2. Implement appropriate additional infection control steps if PUI or EVD patient has other conditions or illness, such as tuberculosis or when a medical procedure would create aerosols.
3. Reminder that healthcare personnel can be exposed to Ebola virus by touching a patient’s body fluids (such as blood) contaminated medical supplies and equipment or contaminated environmental surfaces. Splashes to unprotected mucous membranes (eyes, nose, or mouth) are particularly hazardous.

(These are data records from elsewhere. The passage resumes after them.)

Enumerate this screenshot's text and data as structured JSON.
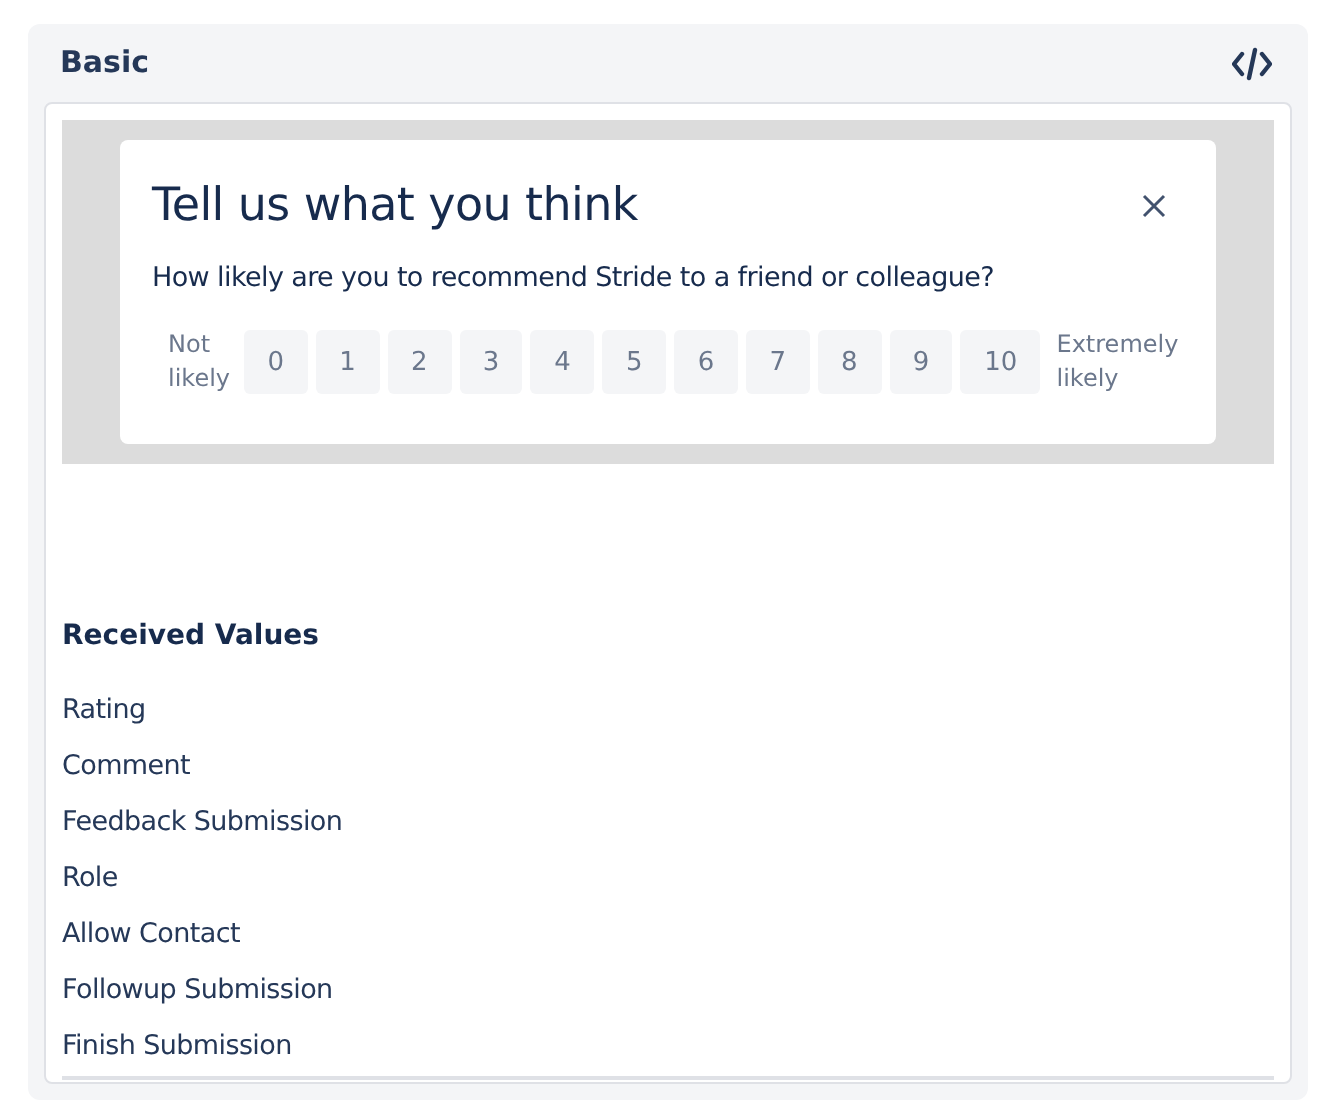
{
  "panel": {
    "title": "Basic"
  },
  "dialog": {
    "title": "Tell us what you think",
    "question": "How likely are you to recommend Stride to a friend or colleague?",
    "low_label": "Not likely",
    "high_label": "Extremely likely",
    "scale": [
      {
        "label": "0",
        "selected": false
      },
      {
        "label": "1",
        "selected": false
      },
      {
        "label": "2",
        "selected": false
      },
      {
        "label": "3",
        "selected": false
      },
      {
        "label": "4",
        "selected": false
      },
      {
        "label": "5",
        "selected": false
      },
      {
        "label": "6",
        "selected": false
      },
      {
        "label": "7",
        "selected": false
      },
      {
        "label": "8",
        "selected": false
      },
      {
        "label": "9",
        "selected": false
      },
      {
        "label": "10",
        "selected": false
      }
    ]
  },
  "received_values": {
    "title": "Received Values",
    "items": [
      "Rating",
      "Comment",
      "Feedback Submission",
      "Role",
      "Allow Contact",
      "Followup Submission",
      "Finish Submission"
    ]
  }
}
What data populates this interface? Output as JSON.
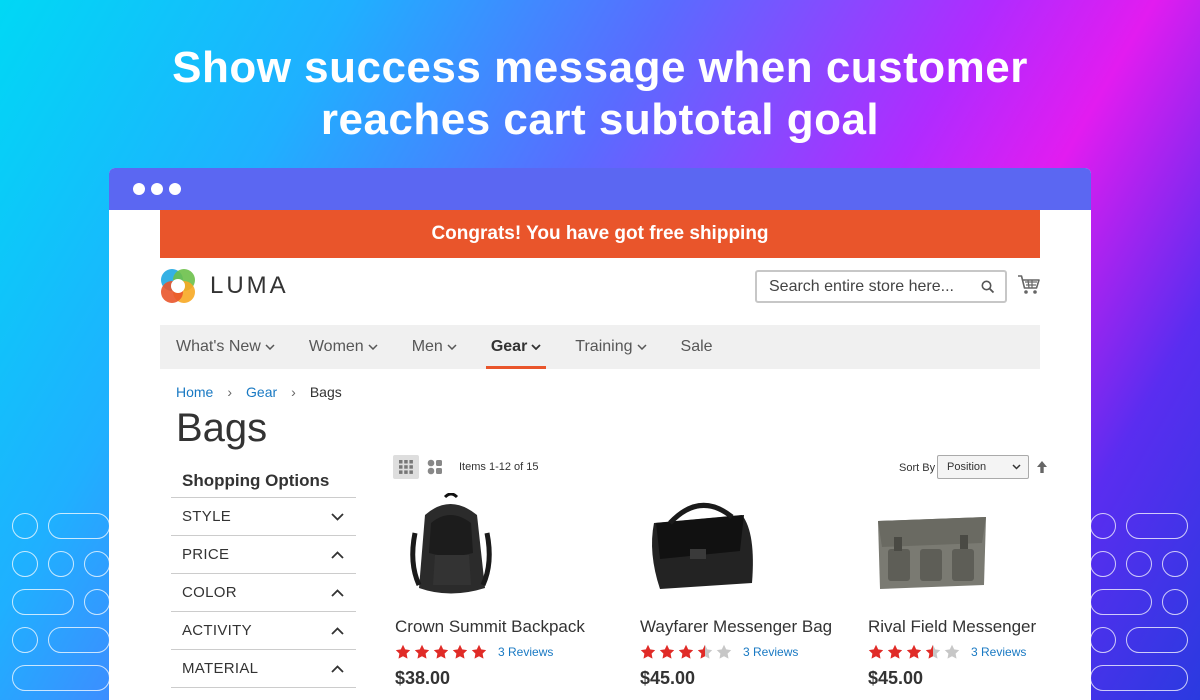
{
  "hero": {
    "line1": "Show success message when customer",
    "line2": "reaches cart subtotal goal"
  },
  "promo": {
    "text": "Congrats! You have got free shipping"
  },
  "logo": {
    "text": "LUMA"
  },
  "search": {
    "placeholder": "Search entire store here..."
  },
  "nav": {
    "items": [
      {
        "label": "What's New"
      },
      {
        "label": "Women"
      },
      {
        "label": "Men"
      },
      {
        "label": "Gear"
      },
      {
        "label": "Training"
      },
      {
        "label": "Sale"
      }
    ],
    "active": "Gear"
  },
  "breadcrumb": {
    "home": "Home",
    "gear": "Gear",
    "current": "Bags"
  },
  "page_title": "Bags",
  "filters": {
    "title": "Shopping Options",
    "items": [
      {
        "label": "STYLE",
        "icon": "chevron-down-icon"
      },
      {
        "label": "PRICE",
        "icon": "chevron-up-icon"
      },
      {
        "label": "COLOR",
        "icon": "chevron-up-icon"
      },
      {
        "label": "ACTIVITY",
        "icon": "chevron-up-icon"
      },
      {
        "label": "MATERIAL",
        "icon": "chevron-up-icon"
      }
    ]
  },
  "toolbar": {
    "amount": "Items 1-12 of 15",
    "sort_label": "Sort By",
    "sort_value": "Position"
  },
  "products": [
    {
      "name": "Crown Summit Backpack",
      "rating": 5,
      "reviews": "3 Reviews",
      "price": "$38.00"
    },
    {
      "name": "Wayfarer Messenger Bag",
      "rating": 3.5,
      "reviews": "3 Reviews",
      "price": "$45.00"
    },
    {
      "name": "Rival Field Messenger",
      "rating": 3.5,
      "reviews": "3 Reviews",
      "price": "$45.00"
    }
  ],
  "colors": {
    "promo": "#e9552b",
    "browser_bar": "#5b67f2",
    "link": "#1979c3",
    "star": "#e02b27"
  }
}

Procedures that increase environmental contamination with infectious material or create aerosols should be minimized.
K. Double bagging
1. All items in isolation removed by double bagging technique which requires 2 people to perform, one person in the room, one outside the room.
a. Person outside holds clean, impermeable bag with ends of bag covering their hands.
b. Person inside the room seals the bag and places into the clean bag.
c. Person outside the room seals and labels with appropriate warnings
d. The bag is disposed of in a designated container for biohazardous waste.
L. Prevention of Laboratory Acquired Infection
1. The occurrence of an infection from biohazardous specimen depends upon:
a. The virulence of the infecting organism.
b. The susceptibility of the host.
2. The following are possible routes of infection from collected specimens and, therefore, should be considered when collecting or processing specimens for laboratory assays.
a. Skin contact
1) Organisms may enter through abrasions, cuts or conjunctiva of eye.
2) Avoid needles and never handle broken glass with hands.
3) Wear PPE and cover all cuts appropriately.
4) Avoid rubbing eyes or mouth.
1) Caused by failure to wash contaminated hands prior to eating, drinking or smoking.
2) Comply with lab safety rules.
1) Aerosols may be created by careless handling or centrifugation.
2) Popping stoppers off of vacuum tubes can create aerosols.
3) Use correct procedures for processing and separating patient specimens.
M. Sterile Techniques for Phlebotomists
a. Must realize bacteria and other microorganisms can be found everywhere.
b. All hospital personnel are responsible for cleanliness, including:
c. Maintain sterility when handling instrument or equipment that contacts the patient.
d. Clean up small messes when noticed, or notify appropriate personnel in a timely fashion if you are unable to handle it.
2. Site preparation
a. Use sterile supplies for skin and venipuncture.
b. Rubbing alcohol (70% isopropyl) for routine destruction of organisms on the site.
c. Blood cultures has more complex site preparation, requires sterile site.
3. Disinfectants and antiseptics:
1) Is a chemical compound used to remove or kill pathogenic organisms, they are regulated the EPA.
2) Is used on surfaces and instruments, but are too caustic for direct use on human skin.
1) Antiseptics are chemicals used to inhibit the growth and development of microorganisms, but not necessarily kill them.
2) May be used on human skin.
c. Intermediate level disinfectants which are HIV-cidal or TB-cidal should be used to cleanse tourniquets and other contaminated articles.
CDC, Healthcare Infection Control Practices Advisory Committee (HICPAC): www.cdc.gov/hicpac/2007IP/2007ip_part3.html
CDC, Infection Prevention and Control Recommendations for Hospitalized Patients Under Investigation for Ebola Virus Disease in US Hospitals. http://www.cdc.gov/vhf/ebola/transmission/index.html
Occupational Health and Safety Administration Bloodborne Pathogen Standard Fact Sheet, www.osha.gov/OshDoc/data_BloodborneFacts/bbfact01.pdf